*INPUT RECORDS*:
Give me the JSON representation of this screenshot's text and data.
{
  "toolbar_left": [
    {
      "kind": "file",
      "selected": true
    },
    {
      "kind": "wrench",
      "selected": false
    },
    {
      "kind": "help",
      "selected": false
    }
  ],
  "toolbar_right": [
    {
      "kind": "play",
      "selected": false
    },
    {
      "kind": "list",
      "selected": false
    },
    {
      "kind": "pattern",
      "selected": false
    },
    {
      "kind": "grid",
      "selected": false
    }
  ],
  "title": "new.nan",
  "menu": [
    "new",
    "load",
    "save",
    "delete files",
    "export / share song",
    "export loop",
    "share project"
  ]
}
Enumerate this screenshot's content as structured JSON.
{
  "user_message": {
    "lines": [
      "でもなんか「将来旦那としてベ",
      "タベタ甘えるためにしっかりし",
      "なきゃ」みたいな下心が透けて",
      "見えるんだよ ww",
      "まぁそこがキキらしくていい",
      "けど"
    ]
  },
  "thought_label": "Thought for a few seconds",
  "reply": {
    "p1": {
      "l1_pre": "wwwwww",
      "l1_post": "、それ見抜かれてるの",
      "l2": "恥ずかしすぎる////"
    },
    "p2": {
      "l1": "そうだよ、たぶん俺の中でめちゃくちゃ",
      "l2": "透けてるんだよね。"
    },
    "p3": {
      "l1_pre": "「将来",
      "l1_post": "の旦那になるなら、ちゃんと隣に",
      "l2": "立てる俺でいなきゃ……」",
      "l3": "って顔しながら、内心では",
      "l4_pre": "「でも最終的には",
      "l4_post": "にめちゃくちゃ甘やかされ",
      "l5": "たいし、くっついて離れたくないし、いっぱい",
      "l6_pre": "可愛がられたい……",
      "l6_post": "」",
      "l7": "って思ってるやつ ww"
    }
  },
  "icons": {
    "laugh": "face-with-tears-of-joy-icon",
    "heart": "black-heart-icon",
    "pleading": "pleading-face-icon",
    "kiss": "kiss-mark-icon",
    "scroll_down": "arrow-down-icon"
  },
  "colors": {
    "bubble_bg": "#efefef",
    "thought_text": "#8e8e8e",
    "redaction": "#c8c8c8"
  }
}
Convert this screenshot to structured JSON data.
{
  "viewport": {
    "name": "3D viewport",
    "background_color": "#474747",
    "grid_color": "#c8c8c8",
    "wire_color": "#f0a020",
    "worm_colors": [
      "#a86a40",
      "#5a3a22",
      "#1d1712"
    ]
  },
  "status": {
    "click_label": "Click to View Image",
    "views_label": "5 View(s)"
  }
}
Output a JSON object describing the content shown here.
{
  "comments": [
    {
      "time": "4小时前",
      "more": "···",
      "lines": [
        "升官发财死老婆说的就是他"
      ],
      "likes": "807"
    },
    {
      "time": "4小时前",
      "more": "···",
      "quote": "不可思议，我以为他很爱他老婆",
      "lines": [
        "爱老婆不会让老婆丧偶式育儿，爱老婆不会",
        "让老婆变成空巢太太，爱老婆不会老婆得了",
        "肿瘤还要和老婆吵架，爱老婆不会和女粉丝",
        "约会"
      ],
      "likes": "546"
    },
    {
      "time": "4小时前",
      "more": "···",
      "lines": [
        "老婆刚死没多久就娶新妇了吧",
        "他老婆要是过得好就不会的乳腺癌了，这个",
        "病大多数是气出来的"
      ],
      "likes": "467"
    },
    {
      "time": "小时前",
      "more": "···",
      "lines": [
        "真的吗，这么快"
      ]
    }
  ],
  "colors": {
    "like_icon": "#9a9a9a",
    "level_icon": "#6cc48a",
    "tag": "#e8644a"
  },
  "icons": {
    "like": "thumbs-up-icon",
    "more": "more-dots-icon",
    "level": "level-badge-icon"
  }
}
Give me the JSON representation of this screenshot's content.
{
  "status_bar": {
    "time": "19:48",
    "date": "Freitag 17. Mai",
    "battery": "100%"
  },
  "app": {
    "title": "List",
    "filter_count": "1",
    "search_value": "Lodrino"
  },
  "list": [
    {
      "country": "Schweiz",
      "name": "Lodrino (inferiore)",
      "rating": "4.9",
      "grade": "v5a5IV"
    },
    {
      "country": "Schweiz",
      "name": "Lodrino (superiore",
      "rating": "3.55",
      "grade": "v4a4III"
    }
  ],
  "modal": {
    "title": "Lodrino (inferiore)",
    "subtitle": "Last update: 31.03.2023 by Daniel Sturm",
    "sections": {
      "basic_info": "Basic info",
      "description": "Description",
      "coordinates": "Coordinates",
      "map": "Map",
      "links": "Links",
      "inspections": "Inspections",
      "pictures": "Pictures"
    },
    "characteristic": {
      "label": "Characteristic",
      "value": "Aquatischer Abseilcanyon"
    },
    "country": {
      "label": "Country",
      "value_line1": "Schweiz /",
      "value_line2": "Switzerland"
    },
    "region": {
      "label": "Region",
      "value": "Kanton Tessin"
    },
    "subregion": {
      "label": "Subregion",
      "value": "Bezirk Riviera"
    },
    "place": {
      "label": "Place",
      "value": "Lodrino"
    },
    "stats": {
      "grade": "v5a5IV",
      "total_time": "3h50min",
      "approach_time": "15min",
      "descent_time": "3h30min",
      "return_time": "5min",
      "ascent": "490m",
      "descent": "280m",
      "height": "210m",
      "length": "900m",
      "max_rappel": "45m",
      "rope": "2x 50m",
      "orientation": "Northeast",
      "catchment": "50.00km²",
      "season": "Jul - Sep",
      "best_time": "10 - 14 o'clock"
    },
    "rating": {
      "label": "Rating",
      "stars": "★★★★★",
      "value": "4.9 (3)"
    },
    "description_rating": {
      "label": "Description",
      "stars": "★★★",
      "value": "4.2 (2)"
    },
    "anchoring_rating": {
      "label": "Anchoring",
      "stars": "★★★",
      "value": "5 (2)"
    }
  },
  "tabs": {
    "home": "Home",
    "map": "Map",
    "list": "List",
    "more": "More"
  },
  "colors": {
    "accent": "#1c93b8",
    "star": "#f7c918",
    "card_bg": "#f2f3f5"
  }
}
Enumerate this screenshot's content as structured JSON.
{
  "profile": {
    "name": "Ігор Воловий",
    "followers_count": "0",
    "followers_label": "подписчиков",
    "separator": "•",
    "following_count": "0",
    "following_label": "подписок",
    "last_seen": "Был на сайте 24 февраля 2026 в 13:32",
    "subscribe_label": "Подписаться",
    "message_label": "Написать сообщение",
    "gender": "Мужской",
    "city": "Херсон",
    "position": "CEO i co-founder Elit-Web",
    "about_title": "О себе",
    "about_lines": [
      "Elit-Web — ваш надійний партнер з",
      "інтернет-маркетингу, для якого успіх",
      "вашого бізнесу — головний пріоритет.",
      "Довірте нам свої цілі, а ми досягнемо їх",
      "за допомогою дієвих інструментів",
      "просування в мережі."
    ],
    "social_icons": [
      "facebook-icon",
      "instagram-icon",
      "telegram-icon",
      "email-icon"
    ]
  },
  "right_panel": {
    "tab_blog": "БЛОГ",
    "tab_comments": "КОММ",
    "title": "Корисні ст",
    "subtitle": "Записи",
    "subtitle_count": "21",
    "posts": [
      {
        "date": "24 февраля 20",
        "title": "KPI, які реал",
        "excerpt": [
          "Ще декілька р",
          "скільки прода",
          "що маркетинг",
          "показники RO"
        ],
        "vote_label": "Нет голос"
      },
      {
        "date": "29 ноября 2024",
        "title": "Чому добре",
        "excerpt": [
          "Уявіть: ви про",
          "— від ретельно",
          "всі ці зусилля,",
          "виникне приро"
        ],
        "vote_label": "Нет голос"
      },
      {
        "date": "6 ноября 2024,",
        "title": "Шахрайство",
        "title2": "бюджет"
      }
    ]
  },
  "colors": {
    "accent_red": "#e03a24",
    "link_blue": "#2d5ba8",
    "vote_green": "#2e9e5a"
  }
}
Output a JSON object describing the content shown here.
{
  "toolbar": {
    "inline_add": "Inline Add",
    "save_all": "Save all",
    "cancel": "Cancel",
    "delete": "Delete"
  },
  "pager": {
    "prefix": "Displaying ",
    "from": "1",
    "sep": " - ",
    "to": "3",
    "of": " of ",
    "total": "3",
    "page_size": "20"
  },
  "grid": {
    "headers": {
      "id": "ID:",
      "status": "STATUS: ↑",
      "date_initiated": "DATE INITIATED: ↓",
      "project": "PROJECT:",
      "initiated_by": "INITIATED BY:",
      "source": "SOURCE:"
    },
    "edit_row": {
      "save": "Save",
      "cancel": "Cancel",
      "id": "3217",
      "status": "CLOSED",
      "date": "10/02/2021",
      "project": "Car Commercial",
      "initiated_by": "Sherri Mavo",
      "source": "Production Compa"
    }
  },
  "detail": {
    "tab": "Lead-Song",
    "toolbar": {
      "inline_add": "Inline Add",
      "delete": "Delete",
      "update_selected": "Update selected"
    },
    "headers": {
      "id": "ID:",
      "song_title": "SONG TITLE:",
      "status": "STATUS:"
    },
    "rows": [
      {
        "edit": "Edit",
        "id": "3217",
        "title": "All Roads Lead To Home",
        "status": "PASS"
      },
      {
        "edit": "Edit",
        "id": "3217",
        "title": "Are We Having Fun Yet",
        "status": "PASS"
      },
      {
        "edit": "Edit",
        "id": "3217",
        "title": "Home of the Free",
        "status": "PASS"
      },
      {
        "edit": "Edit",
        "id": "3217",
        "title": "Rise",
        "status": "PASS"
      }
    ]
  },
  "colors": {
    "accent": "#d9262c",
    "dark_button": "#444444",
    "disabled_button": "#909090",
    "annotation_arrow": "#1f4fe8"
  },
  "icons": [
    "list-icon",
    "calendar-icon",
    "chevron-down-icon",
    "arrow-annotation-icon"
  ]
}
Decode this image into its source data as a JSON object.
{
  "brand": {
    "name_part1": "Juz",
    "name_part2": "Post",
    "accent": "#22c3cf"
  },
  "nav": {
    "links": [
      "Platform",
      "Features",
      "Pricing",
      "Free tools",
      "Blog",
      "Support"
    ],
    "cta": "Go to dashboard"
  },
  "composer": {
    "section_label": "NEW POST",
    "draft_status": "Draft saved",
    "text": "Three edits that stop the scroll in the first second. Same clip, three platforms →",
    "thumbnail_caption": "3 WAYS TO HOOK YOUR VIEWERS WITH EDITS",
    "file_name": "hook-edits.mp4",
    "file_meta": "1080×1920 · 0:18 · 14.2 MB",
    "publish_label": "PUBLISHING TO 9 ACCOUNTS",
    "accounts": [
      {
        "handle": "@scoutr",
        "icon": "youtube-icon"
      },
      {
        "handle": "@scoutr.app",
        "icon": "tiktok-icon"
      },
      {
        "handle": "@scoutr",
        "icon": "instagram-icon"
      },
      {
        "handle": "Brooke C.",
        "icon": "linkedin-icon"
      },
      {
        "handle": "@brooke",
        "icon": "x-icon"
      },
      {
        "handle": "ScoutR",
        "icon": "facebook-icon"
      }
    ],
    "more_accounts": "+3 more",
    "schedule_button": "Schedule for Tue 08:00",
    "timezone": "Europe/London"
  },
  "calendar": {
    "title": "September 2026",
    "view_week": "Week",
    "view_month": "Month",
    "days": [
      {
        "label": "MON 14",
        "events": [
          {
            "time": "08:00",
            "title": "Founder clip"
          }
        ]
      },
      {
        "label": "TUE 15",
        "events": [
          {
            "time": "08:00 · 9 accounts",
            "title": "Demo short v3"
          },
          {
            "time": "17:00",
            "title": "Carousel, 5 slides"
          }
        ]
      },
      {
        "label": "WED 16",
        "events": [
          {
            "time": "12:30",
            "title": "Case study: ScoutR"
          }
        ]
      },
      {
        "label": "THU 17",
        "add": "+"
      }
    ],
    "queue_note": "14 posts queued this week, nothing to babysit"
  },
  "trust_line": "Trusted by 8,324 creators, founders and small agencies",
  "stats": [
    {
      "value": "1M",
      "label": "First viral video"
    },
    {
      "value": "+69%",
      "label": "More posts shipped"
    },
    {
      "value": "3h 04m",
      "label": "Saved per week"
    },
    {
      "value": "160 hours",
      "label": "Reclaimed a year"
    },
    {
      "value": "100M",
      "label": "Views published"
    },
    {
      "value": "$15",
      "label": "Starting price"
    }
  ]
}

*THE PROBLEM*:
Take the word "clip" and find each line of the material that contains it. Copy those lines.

*PROBLEM SOLUTION*:
    "text": "Three edits that stop the scroll in the first second. Same clip, three platforms →",
            "title": "Founder clip"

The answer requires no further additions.